What the Malcolm Turnbull legacy will be remains to be seen. When he appeared on a special edition of the ABC’s QandA last Thursday he was as charming, evasive and polite as ever. We didn’t learn much, but is this the end of his political career as he claims, or the beginning of a new chapter?
I came to work for Ozemail the day Malcolm Turnbull, Sean Howard and Trevor Kennedy went from being well off to seriously rich. It was the day the deal selling one of the most successful pioneers of the Internet to WorldCom was consummated. It was the end of 1999 and not long before the beginning of the end of the “Dot-com bubble” – their timing was perfect. Sean Howard disappeared from public view, Trevor Kennedy likewise after being caught up in the Offset Alpine Printing Company affair. Malcolm the merchant banker became Malcolm the politician.
Fast forward fifteen years to Tony Abbott’s dysfunctional government, in late 2014 I emailed Turnbull on a whim, suggesting he needed to challenge for the leadership and added that if he did, I would become an Australian citizen. He replied telling me “that will never happen” but that I still should become a citizen and vote Liberal. When he later “changed his mind” I was true to my word and became a citizen. Never voted Liberal, though, as Turnbull disappointed many who believed in his abilities as a leader.
The rest is history, Turnbull is now “retired” after being removed by his party and then causing tax payers the unnecessary expense of a by-election and his former party the ignominy of losing a safe seat.

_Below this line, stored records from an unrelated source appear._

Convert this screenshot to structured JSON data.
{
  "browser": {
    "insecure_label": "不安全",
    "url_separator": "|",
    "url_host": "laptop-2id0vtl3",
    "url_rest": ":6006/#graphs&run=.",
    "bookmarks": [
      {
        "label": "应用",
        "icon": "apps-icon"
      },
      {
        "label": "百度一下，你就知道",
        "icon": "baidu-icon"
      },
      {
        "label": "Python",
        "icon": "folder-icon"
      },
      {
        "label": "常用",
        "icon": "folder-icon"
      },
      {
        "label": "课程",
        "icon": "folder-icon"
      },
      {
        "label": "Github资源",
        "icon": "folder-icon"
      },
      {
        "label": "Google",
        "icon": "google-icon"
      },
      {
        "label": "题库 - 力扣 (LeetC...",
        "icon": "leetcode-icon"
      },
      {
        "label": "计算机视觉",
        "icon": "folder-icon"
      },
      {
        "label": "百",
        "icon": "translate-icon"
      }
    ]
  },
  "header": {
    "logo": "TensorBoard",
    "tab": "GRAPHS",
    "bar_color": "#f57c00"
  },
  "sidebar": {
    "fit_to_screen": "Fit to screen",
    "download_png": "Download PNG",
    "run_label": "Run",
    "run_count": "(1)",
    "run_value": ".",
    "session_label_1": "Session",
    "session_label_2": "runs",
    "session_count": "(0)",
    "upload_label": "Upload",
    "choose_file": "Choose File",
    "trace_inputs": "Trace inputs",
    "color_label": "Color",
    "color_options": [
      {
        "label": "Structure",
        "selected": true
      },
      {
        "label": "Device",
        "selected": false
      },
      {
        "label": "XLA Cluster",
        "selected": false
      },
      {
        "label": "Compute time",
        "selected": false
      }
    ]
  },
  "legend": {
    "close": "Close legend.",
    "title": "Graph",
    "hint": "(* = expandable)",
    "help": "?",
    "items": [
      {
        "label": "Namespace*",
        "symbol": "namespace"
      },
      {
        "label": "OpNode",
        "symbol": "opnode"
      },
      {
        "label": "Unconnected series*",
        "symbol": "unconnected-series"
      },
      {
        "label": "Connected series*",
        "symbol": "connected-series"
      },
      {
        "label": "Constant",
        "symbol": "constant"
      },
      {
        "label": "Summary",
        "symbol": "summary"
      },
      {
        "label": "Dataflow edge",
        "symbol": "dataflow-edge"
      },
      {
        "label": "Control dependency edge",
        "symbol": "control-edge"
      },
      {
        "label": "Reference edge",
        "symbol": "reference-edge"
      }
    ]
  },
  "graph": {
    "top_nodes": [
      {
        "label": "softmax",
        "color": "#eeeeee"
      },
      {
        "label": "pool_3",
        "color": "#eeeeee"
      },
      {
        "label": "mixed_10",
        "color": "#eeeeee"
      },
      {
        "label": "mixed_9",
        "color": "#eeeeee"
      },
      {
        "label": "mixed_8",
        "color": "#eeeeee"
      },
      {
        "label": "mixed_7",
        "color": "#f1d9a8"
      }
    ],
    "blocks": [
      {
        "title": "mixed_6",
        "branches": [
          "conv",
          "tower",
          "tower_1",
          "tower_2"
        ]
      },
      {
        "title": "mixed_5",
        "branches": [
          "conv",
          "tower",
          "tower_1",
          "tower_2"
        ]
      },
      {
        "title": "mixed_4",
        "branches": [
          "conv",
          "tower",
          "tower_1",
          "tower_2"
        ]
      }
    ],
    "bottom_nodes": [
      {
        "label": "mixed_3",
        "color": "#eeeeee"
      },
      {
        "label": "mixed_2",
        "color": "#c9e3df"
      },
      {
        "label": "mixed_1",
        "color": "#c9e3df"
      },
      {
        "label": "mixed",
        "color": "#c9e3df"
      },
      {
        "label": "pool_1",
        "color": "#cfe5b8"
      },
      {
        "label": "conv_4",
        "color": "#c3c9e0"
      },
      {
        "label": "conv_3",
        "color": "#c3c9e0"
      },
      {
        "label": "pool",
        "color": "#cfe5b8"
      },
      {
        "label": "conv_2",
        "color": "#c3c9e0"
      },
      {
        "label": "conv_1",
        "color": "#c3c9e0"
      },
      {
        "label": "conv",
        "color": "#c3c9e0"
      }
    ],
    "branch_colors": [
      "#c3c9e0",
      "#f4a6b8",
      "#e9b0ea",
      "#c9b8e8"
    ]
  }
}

Retired or not, Prime Minister Morrison sent him to Indonesia to patch things up with President Widodo after the Israel embassy policy bungle, a decision which raised quite a few eyebrows. The truth is that Widodo specifically requested Turnbull to attend, his government was livid about even the suggestion of an embassy relocation. Indonesia is, after all, a predominantly Muslim country with strong support for the Palestinian cause. To add insult to injury, a Palestinian delegation led by their foreign minister was visiting Jakarta for talks around the time Morrison made his inexplicable faux pas.
Malcolm Turnbull Legacy
Equally curious was the ABC’s Q and A inviting Turnbull to a special edition of the program last Thursday. That the ABC wanted to talk to Turnbull is no surprise, but why couldn’t it be in one of the scheduled current affairs programs?
Maybe ABC editors and program lead Tony Jones though questions from the floor would be more incisive than, say, Laura Tingle or Barry Cassidy? Either way, many of the questions from the floor were straight to the point, but Tony Jones were disappointingly meek in following up the answers from a Turnbull who still speaks like a politician, avoiding and deflecting questions he didn’t want to dwell on.
He wanted to talk about and name the people who betrayed him and did so with a thinly disguised venom just on the right side of acceptability on national TV. Privately he has been rather less polite according to people who have met him recently.
Apparently the NBN was “off the table” for reasons unknown, he would no doubt have been able to deflect his responsibility for that debacle, too. My opinion on that note is it was the first deal “he did with the devil” when becoming Communications Minister under Tony Abbott in 2013. Abbott was so determined to wreck the NBN; Turnbull must have known the changes he demanded were flawed, but to admit it now is to admit to a weakness he won’t own up to.
The lack of self-insight was maybe the most startling during an hour’s worth of a relaxed and happy looking Turnbull highlighting what he sees as his many achievements as Prime Minister. The most galling of those claims for many would be him taking credit for the same sex marriage legislation, a process unnecessarily convoluted, ridiculously expensive and hurtful for those who had waited for it for far too long.
He also seems oblivious to any comparison between his ouster and his own coup to replace Tony Abbott in 2015. At best it’s a display of Turnbull’s political naivety, at worst it is disingenuous. I’d suggest a bit of both.
His claim to no longer being a threat to Scott Morrison is disingenuous. His performance was not one of someone who is no longer a “player”. It was all about his legacy, but also a portrait of a man whose burning ambition still smoulders. And as the Liberal Party is in disarray, with a Prime Minister “getting on with things” on a bus he doesn’t ride on, wearing ill-fitting head-wear, munching pies and skoaling beers, with little of substance on offer, the hard right of the party as vocal as ever, and the so called “small l” liberals in the party no doubt feeling increasingly alienated.
Turnbull may be retired, but just as he told me what “would never happen” four years ago, I am not convinced he isn’t plotting a return – maybe in a Liberal Party split?